When you’re planning what will happen to your wealth, making provisions for your family and friends will likely be at the top of your priority list. But it’s important to think what other people and organisations you would like to benefit from your generosity too. For many thinking about their will, leaving a charitable legacy can be appealing.
With September marking Remember a Charity Week, it’s the perfect time to think about whether you’d like to leave a donation to a charity in your will and how to go about it.
According to Remember a Charity, a consortium of 200 UK charities, charities currently receive £3.1 billion a year in legacy income (money left in wills). These generous donations allow charities to continue doing the good work that’s important to them. Legacy income is vital in ensuring charities continue to have an impact. For example, it’s estimated that two out of three guide dogs and six out of 10 lifeboats are paid for by gifts left in wills, as well as funding around a third of the work that Cancer Research UK undertakes.

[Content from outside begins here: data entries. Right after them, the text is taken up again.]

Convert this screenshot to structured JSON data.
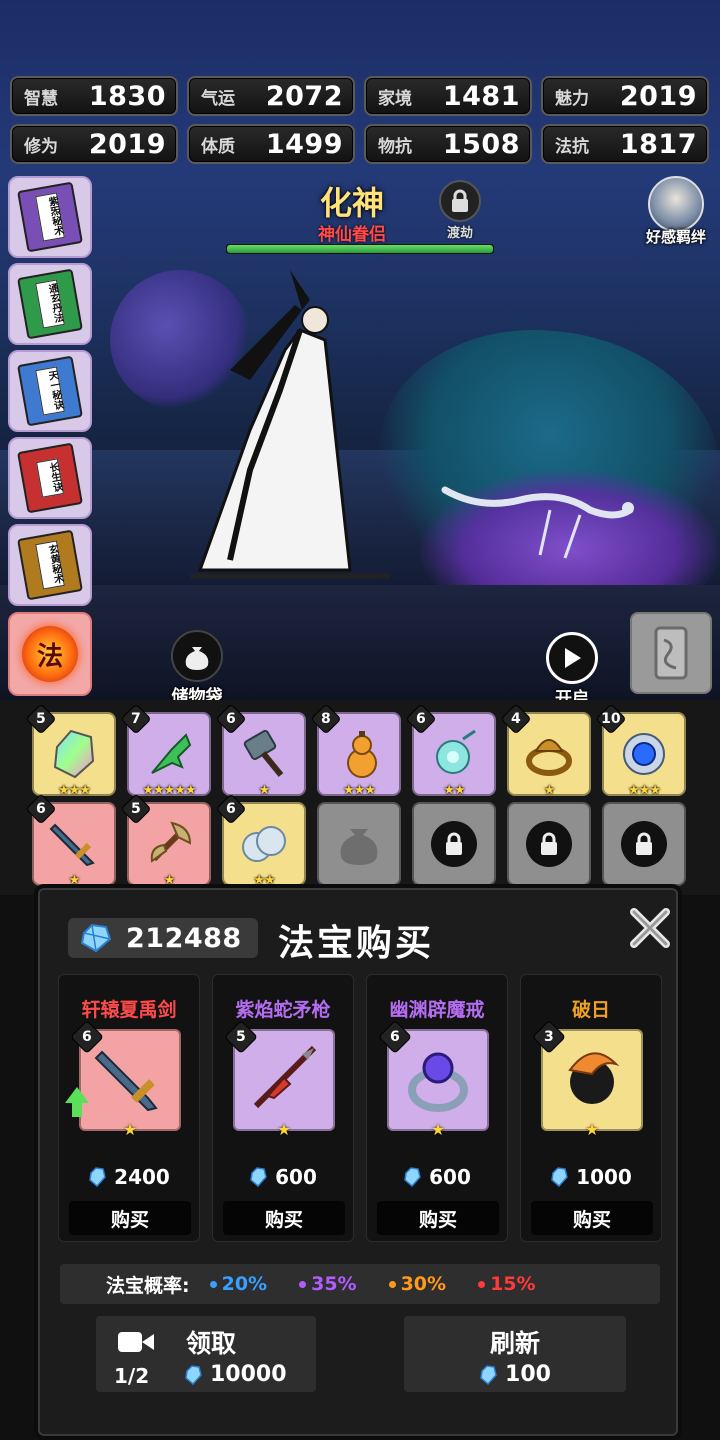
{
  "stats": [
    {
      "label": "智慧",
      "value": "1830"
    },
    {
      "label": "气运",
      "value": "2072"
    },
    {
      "label": "家境",
      "value": "1481"
    },
    {
      "label": "魅力",
      "value": "2019"
    },
    {
      "label": "修为",
      "value": "2019"
    },
    {
      "label": "体质",
      "value": "1499"
    },
    {
      "label": "物抗",
      "value": "1508"
    },
    {
      "label": "法抗",
      "value": "1817"
    }
  ],
  "realm": {
    "name": "化神",
    "subtitle": "神仙眷侣",
    "tribulation_label": "渡劫",
    "progress": 1.0
  },
  "affection": {
    "label": "好感羁绊"
  },
  "books": [
    {
      "title": "紫炁秘术",
      "color": "#7a4fb5"
    },
    {
      "title": "通玄丹法",
      "color": "#2f9a4a"
    },
    {
      "title": "天一秘诀",
      "color": "#3d7ad0"
    },
    {
      "title": "长生诀",
      "color": "#c73030"
    },
    {
      "title": "玄黄秘术",
      "color": "#b07a1e"
    }
  ],
  "skill_button": {
    "label": "法"
  },
  "bag": {
    "label": "储物袋"
  },
  "open": {
    "label": "开启"
  },
  "inventory": [
    {
      "level": "5",
      "stars": "★★★",
      "rarity": "gold",
      "icon": "crystal-icon"
    },
    {
      "level": "7",
      "stars": "★★★★★",
      "rarity": "purple",
      "icon": "jade-claw-icon"
    },
    {
      "level": "6",
      "stars": "★",
      "rarity": "purple",
      "icon": "hammer-icon"
    },
    {
      "level": "8",
      "stars": "★★★",
      "rarity": "purple",
      "icon": "gourd-icon"
    },
    {
      "level": "6",
      "stars": "★★",
      "rarity": "purple",
      "icon": "pendant-icon"
    },
    {
      "level": "4",
      "stars": "★",
      "rarity": "gold",
      "icon": "bronze-ring-icon"
    },
    {
      "level": "10",
      "stars": "★★★",
      "rarity": "gold",
      "icon": "orb-icon"
    },
    {
      "level": "6",
      "stars": "★",
      "rarity": "red",
      "icon": "sword-icon"
    },
    {
      "level": "5",
      "stars": "★",
      "rarity": "red",
      "icon": "axe-icon"
    },
    {
      "level": "6",
      "stars": "★★",
      "rarity": "gold",
      "icon": "cloud-icon"
    },
    {
      "level": "",
      "stars": "",
      "rarity": "gray",
      "icon": "bag-icon"
    },
    {
      "level": "",
      "stars": "",
      "rarity": "gray",
      "icon": "lock-icon"
    },
    {
      "level": "",
      "stars": "",
      "rarity": "gray",
      "icon": "lock-icon"
    },
    {
      "level": "",
      "stars": "",
      "rarity": "gray",
      "icon": "lock-icon"
    }
  ],
  "shop": {
    "gems": "212488",
    "title": "法宝购买",
    "items": [
      {
        "name": "轩辕夏禹剑",
        "name_color": "#ff4a4a",
        "level": "6",
        "stars": "★",
        "rarity": "red",
        "price": "2400",
        "buy": "购买",
        "upgrade": true
      },
      {
        "name": "紫焰蛇矛枪",
        "name_color": "#b46cf0",
        "level": "5",
        "stars": "★",
        "rarity": "purple",
        "price": "600",
        "buy": "购买",
        "upgrade": false
      },
      {
        "name": "幽渊辟魔戒",
        "name_color": "#b46cf0",
        "level": "6",
        "stars": "★",
        "rarity": "purple",
        "price": "600",
        "buy": "购买",
        "upgrade": false
      },
      {
        "name": "破日",
        "name_color": "#f0a020",
        "level": "3",
        "stars": "★",
        "rarity": "gold",
        "price": "1000",
        "buy": "购买",
        "upgrade": false
      }
    ],
    "rates_label": "法宝概率:",
    "rates": [
      {
        "value": "20%",
        "color": "#3aa0ff"
      },
      {
        "value": "35%",
        "color": "#b05cff"
      },
      {
        "value": "30%",
        "color": "#ff9a1a"
      },
      {
        "value": "15%",
        "color": "#ff3a3a"
      }
    ],
    "claim": {
      "label": "领取",
      "count": "1/2",
      "cost": "10000"
    },
    "refresh": {
      "label": "刷新",
      "cost": "100"
    }
  }
}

A survey conducted by the Remember a Charity found that over a third (35%) of people in the UK would be happy to leave a gift to charity in their will. However, just 6% do so. Remember a Charity Week aims to bring attention to this gap.
This year to mark the week Remember a Charity launched Human, a search engine focused on finding the right charity to support your passion.

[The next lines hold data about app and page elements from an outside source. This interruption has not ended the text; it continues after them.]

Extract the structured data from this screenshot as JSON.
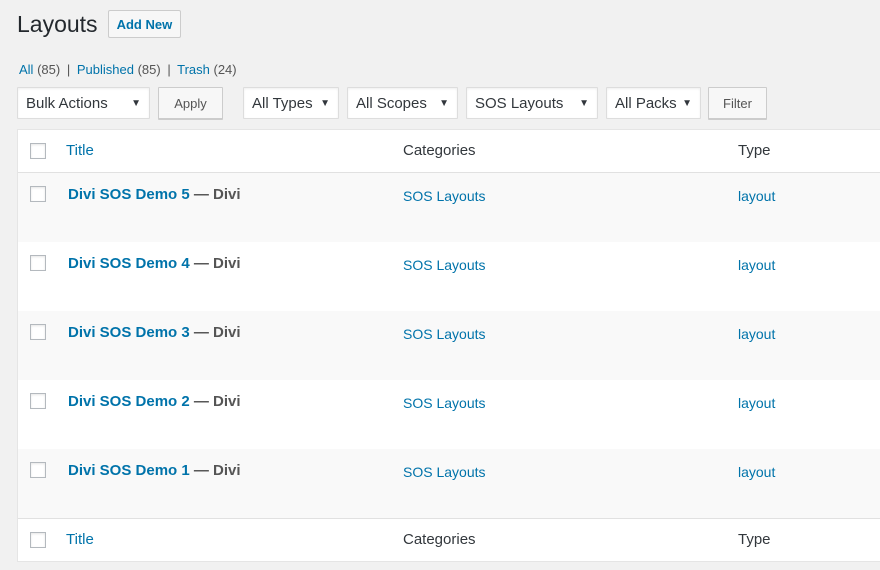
{
  "page_title": "Layouts",
  "add_new_label": "Add New",
  "views": [
    {
      "label": "All",
      "count": "(85)"
    },
    {
      "label": "Published",
      "count": "(85)"
    },
    {
      "label": "Trash",
      "count": "(24)"
    }
  ],
  "view_separator": "|",
  "filters": {
    "bulk_actions": "Bulk Actions",
    "apply_label": "Apply",
    "types": "All Types",
    "scopes": "All Scopes",
    "category": "SOS Layouts",
    "packs": "All Packs",
    "filter_label": "Filter",
    "arrow": "▼"
  },
  "columns": {
    "title": "Title",
    "categories": "Categories",
    "type": "Type"
  },
  "rows": [
    {
      "title": "Divi SOS Demo 5",
      "state": " — Divi",
      "category": "SOS Layouts",
      "type": "layout"
    },
    {
      "title": "Divi SOS Demo 4",
      "state": " — Divi",
      "category": "SOS Layouts",
      "type": "layout"
    },
    {
      "title": "Divi SOS Demo 3",
      "state": " — Divi",
      "category": "SOS Layouts",
      "type": "layout"
    },
    {
      "title": "Divi SOS Demo 2",
      "state": " — Divi",
      "category": "SOS Layouts",
      "type": "layout"
    },
    {
      "title": "Divi SOS Demo 1",
      "state": " — Divi",
      "category": "SOS Layouts",
      "type": "layout"
    }
  ]
}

At Hunter, Aitkenhead & Walker, we believe in helping the local and wider community, and in giving as much as possible to those causes that need it. For example, we recently raised money for charity after Alasdair Walker completed the Great North Run.

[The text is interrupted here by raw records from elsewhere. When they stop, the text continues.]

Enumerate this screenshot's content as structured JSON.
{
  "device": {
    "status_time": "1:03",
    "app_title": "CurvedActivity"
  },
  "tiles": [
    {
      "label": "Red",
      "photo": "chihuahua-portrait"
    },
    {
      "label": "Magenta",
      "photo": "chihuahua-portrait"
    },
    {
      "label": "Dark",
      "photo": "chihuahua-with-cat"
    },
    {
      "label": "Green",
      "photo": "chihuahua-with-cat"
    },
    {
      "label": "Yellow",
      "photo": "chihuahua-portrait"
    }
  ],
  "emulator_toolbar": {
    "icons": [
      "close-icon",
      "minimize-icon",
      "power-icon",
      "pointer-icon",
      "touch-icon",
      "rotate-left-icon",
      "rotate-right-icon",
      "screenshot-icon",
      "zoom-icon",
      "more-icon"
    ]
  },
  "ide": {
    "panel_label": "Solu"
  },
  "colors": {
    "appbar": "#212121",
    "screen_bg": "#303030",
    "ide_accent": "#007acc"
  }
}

We want to pass that message on to our clients. So, we are taking this opportunity to show you why you might want to consider giving to a charity in your will and the steps to do so efficiently; as well as reminding you to review and update your will.
Why include a charity in your will?
There’s more than one reason to support the charities that mean something to you in your will. Here, we’ve got just four of them for you to think about:
1. Continue supporting lifelong causes: Throughout your life, there have probably been a few charities that you’ve supported along the way. It’s likely they’ll have a personal meaning to you. That support doesn’t have to stop when you pass away. Leaving a charitable legacy means you can continue supporting those causes that are close to your heart.
2. Doing good: Knowing that you’ve made provisions for a charity can give you that ‘feel good’ feeling. If you want to have a positive impact on the world around you and your community, it’s a step that you should definitely consider. You’ll know that your wealth is going to do good when it’s passed on.
3. Set an example for future generations: If you’ll be passing on some of your wealth and advice on to future generations, why not set an example for charitable giving too? Adding a charity to your will is one way of showing that supporting causes can be a part of life.
4. Inheritance Tax (IHT) efficiency: Giving to a charity can make sense for IHT purposes too. There are two ways that a charitable legacy can be used to reduce the amount of tax your loved ones will need to pay. Firstly, the amount donated to charity will be removed from your estate, so, for example, it can be beneficial to gift the amount that takes your entire estate over the nil-rate band, meaning no IHT will be due. The other option is to gift 10% or more of your estate to charity, which will reduce your IHT rate from 40% to 36%.
Six tips for giving to a charity effectively
If you’ve decided that you do want to use some of your wealth to benefit charities, there are six ways you can make sure you’re doing this effectively:
- Use Gift Aid: Whenever you give to a charity, including in your will, Gift Aid can benefit the organisation. It allows the charity to reclaim any tax they would otherwise pay on your donation. It means your legacy donation can have a greater impact and a larger portion will go to tackling the issues that are important to you.
- Gifting: You don’t have to wait until you pass away to support the causes you’re passionate about. If, after assessing your current wealth and income, gifting is an option, it can be a fantastic way to see the positive influence your money can have for yourself. It’s also worth noting that gifting to charities falls outside the gifting allowance, so you don’t have to worry about IHT possibly being added on at a later date.
- Make sure it fits within your plans: A charitable legacy can often fit into your existing financial plans but there may be some cases where it’s at odds with other things you want to achieve with your wealth. It may be the case that these issues can be remedied with small changes so assess what your other plans are too. The support of a financial planner can help you here.
- Make a will: The most important step to take when planning your legacy is to write a will; this is true whether you plan to leave money to a charity or not. A charitable legacy can come in two main forms; as a fixed amount, known as a pecuniary legacy, or a residuary legacy, where the charity receives what is left after other gifts have been taken out. Your will should include the charity name, registered charity number, receipt clause, and a merger clause. A merger clause will define what should happen should your chosen charity merge with another or cease to exist.
- Make your family aware: Your will should define clearly what you want to happen with your wealth, including which portion you want to support charitable causes. But letting your loved ones know what your intentions are is always a good idea. This allows them to effectively plan their own finances and gives you added peace of mind that your wishes will be carried out.
- Talk to a financial planner: A financial planner can help you understand how your existing financial situation would be affected if you chose to gift wealth or your legacy if you add a donation to your will. A financial planner will help you align your support for good causes with your overall plans.
Talk to us for more guidance on how to include a charitable legacy in you will, which will benefit good causes, you, and your family.